“It has been a model of collaboration between industry and government, helping translate policy aspiration into reality. I would like to thank the many individuals and organisations who have supported us on this remarkable journey and their commitment to improving the quality of new homes.”

The UK Green Building Council said it was sad to see the hub’s closure but wasn’t a shock given the direction of government policy.

“We will continue to work with the industry to realise their investment in zero carbon innovation, and help ensure that the houses being built now are fit for the future,” UKGBC policy director Richard Twinn said. “But continuing to deliver better quality homes is far easier when there is long-term certainty and sensible regulation from government.”

Let’s hope Australia goes down the right path.

Join the Conversation


Your email address will not be published.

  1. The real problem in housing is the “Housing Industry”.
    New housing is too large, too much useless space marketed to buyers. Housing should be built where railway infrastructure is built prior to development. It should be made affordable by mass production, good design and reduction of wasted space.

    All road building should be abandoned the construction cost is far too high, space requirements far to big and capacity far too low for the numbers of people needed to be moved. Once population sizes and land areas reach a an unsustainable size no amount of road building can alleviate congestion,all attempts at congestion alleviation simply increase congestion.

    “Australian Suburban” McMansion housing should be legislated out of existence for all new housing. Housing sizes and energy efficiencies should be legislated, “extras” like multiple bathrooms, garages and home theatre rooms deleted from all future housing they impose too much cost on to Government/Councils for provision of infrastructure which must be paid for by taxpayers.

    Housing should be English row housing with common side walls as in the Victorian style housing in Glebe, Newtown, Redfern and Paddington, they should also be Victorian sized at 70Sqm for 2 bedroom and 90sqm for 3 bedroom. All should be built to allow for solar hot water and rooftop panels and have mandatory insulation,water reclamation standards.

    Walkable neighbourhoods are the model we need to aim for, where people can take their kids to school on foot, walk to the shops, recreations and to public transport. It’s the current housing sizes,road space and other car infrastructure,that induces the requirement for cars. Compact housing in higher densities and removal of car infrastructure reduces travel because every thing is closer and most things within walking distance.

    Any high density housing taller than 3 floor walkup is going to mandate energy using and possibly unsustainable infrastructure like lifts and air conditioning.

  2. In response to Ian’s contribution. Building Thermally efficient buildings in the housing sector is a course in Australia’s largest deliverer of diploma in building and construction. So we are seeing more informed builders and site managers coming out with greater skills to advis se clients on more efficient design solutions and choices jn material selection. It will take a while to educate consumers that building regs are the minimum and you could get greater long term energy savings if they make more practical choices upfront. Designers and architects are key to improving to advocating efficient design.

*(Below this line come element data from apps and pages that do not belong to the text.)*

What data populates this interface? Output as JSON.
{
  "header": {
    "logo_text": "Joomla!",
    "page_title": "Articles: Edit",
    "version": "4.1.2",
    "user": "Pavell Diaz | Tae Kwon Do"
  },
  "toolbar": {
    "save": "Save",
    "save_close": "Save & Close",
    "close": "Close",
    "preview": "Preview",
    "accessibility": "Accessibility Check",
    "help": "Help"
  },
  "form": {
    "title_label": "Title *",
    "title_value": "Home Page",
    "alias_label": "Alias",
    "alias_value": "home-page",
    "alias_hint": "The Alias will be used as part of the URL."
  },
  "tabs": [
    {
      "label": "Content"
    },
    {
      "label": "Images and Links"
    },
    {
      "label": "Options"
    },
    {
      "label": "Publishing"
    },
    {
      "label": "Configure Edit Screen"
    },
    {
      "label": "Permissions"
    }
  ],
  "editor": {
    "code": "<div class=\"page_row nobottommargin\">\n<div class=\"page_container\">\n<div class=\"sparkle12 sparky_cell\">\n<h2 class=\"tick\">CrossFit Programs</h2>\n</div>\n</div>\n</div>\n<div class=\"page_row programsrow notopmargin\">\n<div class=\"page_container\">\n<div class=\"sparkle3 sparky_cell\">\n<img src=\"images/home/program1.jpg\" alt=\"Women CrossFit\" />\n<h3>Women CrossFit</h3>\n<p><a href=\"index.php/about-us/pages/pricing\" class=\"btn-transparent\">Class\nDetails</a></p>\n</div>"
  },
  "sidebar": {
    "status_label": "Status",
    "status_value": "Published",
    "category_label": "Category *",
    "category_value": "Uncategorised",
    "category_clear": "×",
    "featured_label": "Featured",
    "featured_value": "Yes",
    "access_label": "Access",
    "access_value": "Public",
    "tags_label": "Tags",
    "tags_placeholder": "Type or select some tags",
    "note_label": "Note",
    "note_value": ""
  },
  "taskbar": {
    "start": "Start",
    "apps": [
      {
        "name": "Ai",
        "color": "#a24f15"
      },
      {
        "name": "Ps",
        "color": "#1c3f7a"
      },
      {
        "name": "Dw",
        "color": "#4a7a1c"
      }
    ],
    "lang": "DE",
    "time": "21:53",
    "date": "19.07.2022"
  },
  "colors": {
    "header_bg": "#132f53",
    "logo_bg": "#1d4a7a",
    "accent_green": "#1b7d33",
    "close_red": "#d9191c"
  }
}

  3. I would not be surprised if the MBA and the HIA are on the industry advisory panels of vocational building courses, and undermining course content improvements, in relation to sustainability.
    Trades people are still typically coming out of TAFE with little or no understanding of the enormous opportunities to positively contribute to lower energy costs and more comfortable homes. The MBA has very disappointing and misguided attitudes which are against Australia’s best interests.